Year Title Role Notes
2012 King of the Hill Flaming Basehead, Others Animated Comedy TV Series
2006 The Adventures of Chico and Guapo Concepción Rodriguez, Hank Holiday Animated Comedy TV Series
2005 L.A. Rush Ty Malix Video Game
2004 Father of the Pride Snack TV Series
Halo 2 Marine Sergeant Banks Video Game
1997 King of the Hill Kidd Mookie Animated Comedy TV Series
1993 Yuletide in the 'hood TV Series

References[edit]

  1. ^ Pearlman, Cindy (August 13, 2000). "Orlando Jones". Chicago Sun-Times. 
  2. ^ Natalie Abrams. "House: Orlando Jones to Play Foreman's Brother". TVGuide.com. 
  3. ^ "Lenny Bruce Legacy Reexamined". Rolling Stone. March 10, 2012. Retrieved March 22, 2012. 

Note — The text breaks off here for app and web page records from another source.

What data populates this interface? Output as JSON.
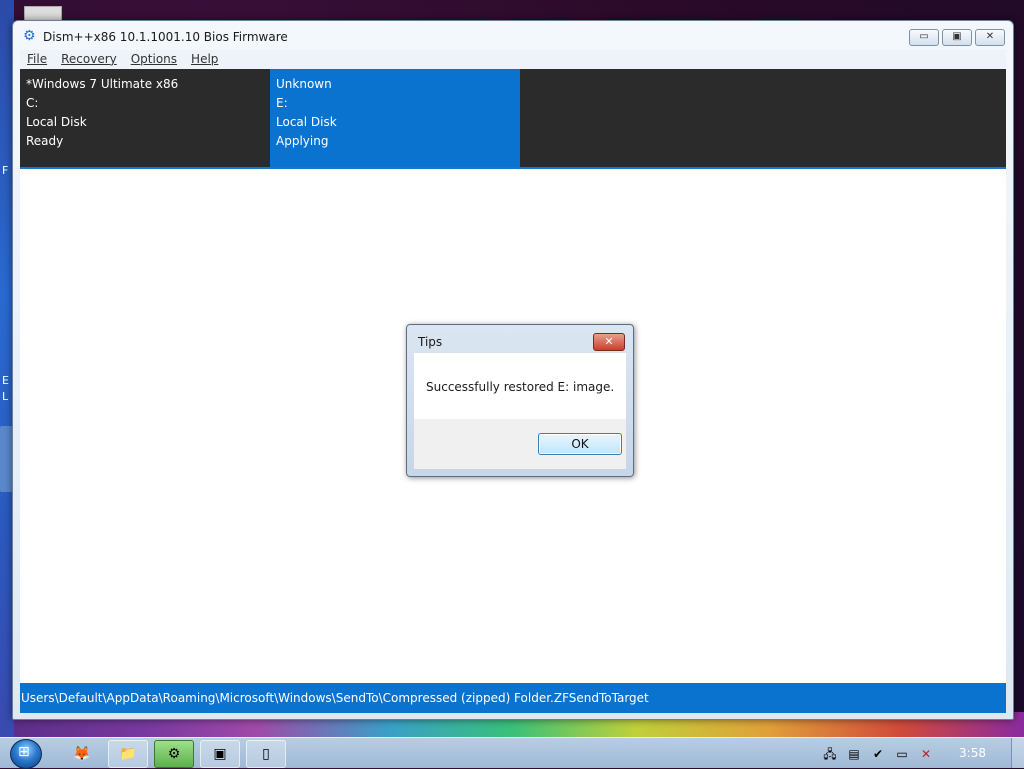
{
  "window": {
    "title": "Dism++x86 10.1.1001.10 Bios Firmware",
    "min_label": "▭",
    "max_label": "▣",
    "close_label": "✕"
  },
  "menu": {
    "items": [
      "File",
      "Recovery",
      "Options",
      "Help"
    ]
  },
  "images": [
    {
      "name": "*Windows 7 Ultimate x86",
      "drive": "C:",
      "type": "Local Disk",
      "status": "Ready"
    },
    {
      "name": "Unknown",
      "drive": "E:",
      "type": "Local Disk",
      "status": "Applying"
    }
  ],
  "status_path": "Users\\Default\\AppData\\Roaming\\Microsoft\\Windows\\SendTo\\Compressed (zipped) Folder.ZFSendToTarget",
  "dialog": {
    "title": "Tips",
    "message": "Successfully restored E: image.",
    "ok_label": "OK",
    "close_label": "✕"
  },
  "desktop_edge": {
    "text1": "F",
    "text2": "E",
    "text3": "L"
  },
  "taskbar": {
    "clock": "3:58",
    "buttons": [
      "firefox-icon",
      "file-explorer-icon",
      "dism-icon",
      "terminal-icon",
      "app-icon"
    ]
  },
  "colors": {
    "accent": "#0a73d0",
    "header_dark": "#2b2b2b"
  }
}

  4. ^ "MysteryGuitarMan Joe Penna Brings Interactive Thriller To Rides.tv". Tubefilter. Retrieved January 4, 2013. 
  5. ^ Scott, Tracy. "Tyler Perry calls Orlando Jones’ news ‘not true and not funny’". S2SMagazine.com. Retrieved 2013-04-16. 
  6. ^ Celebrity Wedding: Orlando Jones & Jacqueline Staph

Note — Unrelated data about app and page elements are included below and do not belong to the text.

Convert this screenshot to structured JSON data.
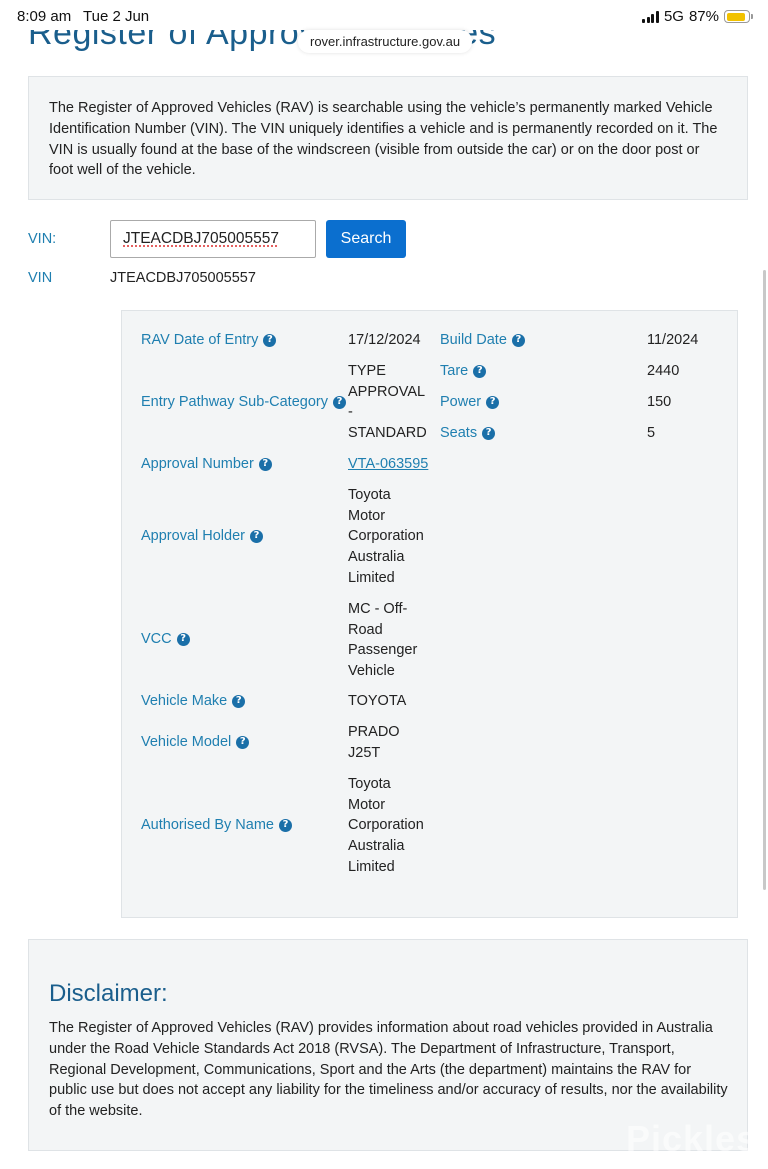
{
  "status_bar": {
    "time": "8:09 am",
    "date": "Tue 2 Jun",
    "network": "5G",
    "battery": "87%",
    "battery_level": 0.87
  },
  "page": {
    "heading": "Register of Approved Vehicles",
    "url": "rover.infrastructure.gov.au",
    "intro": "The Register of Approved Vehicles (RAV) is searchable using the vehicle’s permanently marked Vehicle Identification Number (VIN). The VIN uniquely identifies a vehicle and is permanently recorded on it. The VIN is usually found at the base of the windscreen (visible from outside the car) or on the door post or foot well of the vehicle."
  },
  "search": {
    "label": "VIN:",
    "value": "JTEACDBJ705005557",
    "button": "Search"
  },
  "result": {
    "vin_label": "VIN",
    "vin_value": "JTEACDBJ705005557"
  },
  "details": {
    "rav_date_label": "RAV Date of Entry",
    "rav_date_value": "17/12/2024",
    "pathway_label": "Entry Pathway Sub-Category",
    "pathway_line1": "TYPE",
    "pathway_line2": "APPROVAL",
    "pathway_line3": "-",
    "pathway_line4": "STANDARD",
    "approval_number_label": "Approval Number",
    "approval_number_value": "VTA-063595",
    "approval_holder_label": "Approval Holder",
    "approval_holder_value": [
      "Toyota",
      "Motor",
      "Corporation",
      "Australia",
      "Limited"
    ],
    "vcc_label": "VCC",
    "vcc_value": [
      "MC - Off-",
      "Road",
      "Passenger",
      "Vehicle"
    ],
    "make_label": "Vehicle Make",
    "make_value": "TOYOTA",
    "model_label": "Vehicle Model",
    "model_value": [
      "PRADO",
      "J25T"
    ],
    "authorised_label": "Authorised By Name",
    "authorised_value": [
      "Toyota",
      "Motor",
      "Corporation",
      "Australia",
      "Limited"
    ],
    "build_date_label": "Build Date",
    "build_date_value": "11/2024",
    "tare_label": "Tare",
    "tare_value": "2440",
    "power_label": "Power",
    "power_value": "150",
    "seats_label": "Seats",
    "seats_value": "5"
  },
  "disclaimer": {
    "title": "Disclaimer:",
    "text": "The Register of Approved Vehicles (RAV) provides information about road vehicles provided in Australia under the Road Vehicle Standards Act 2018 (RVSA). The Department of Infrastructure, Transport, Regional Development, Communications, Sport and the Arts (the department) maintains the RAV for public use but does not accept any liability for the timeliness and/or accuracy of results, nor the availability of the website."
  },
  "watermark": "Pickles",
  "icons": {
    "help": "question-circle-icon",
    "signal": "cellular-signal-icon",
    "battery": "battery-icon"
  },
  "colors": {
    "link": "#1f7fb0",
    "button": "#0b6fcf",
    "battery": "#f2c200"
  }
}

  7. ^ http://www.washingtonpost.com/blogs/celebritology/post/orlando-jones-defends-kill-sarah-palin-tweet-joke-as-not-call-to-action/2011/10/25/gIQAdroJGM_blog.html Orlando Jones defends ‘kill Sarah Palin’ tweet joke as not ‘a call to action,’ ‘artistic expression’
  8. ^ http://www.nydailynews.com/gossip/orlando-jones-fire-tweets-urging-liberals-kill-sarah-palin-article-1.967845 Orlando Jones under fire for tweets urging liberals to 'kill Sarah Palin'
  9. ^ Gayathri, Amrutha (27 October 2011). "Actor Orlando Jones Asks Liberals to Kill Sarah Palin; Apologizes for 'Joke'". International Business Times. Retrieved 5 November 2013. 

External links[edit]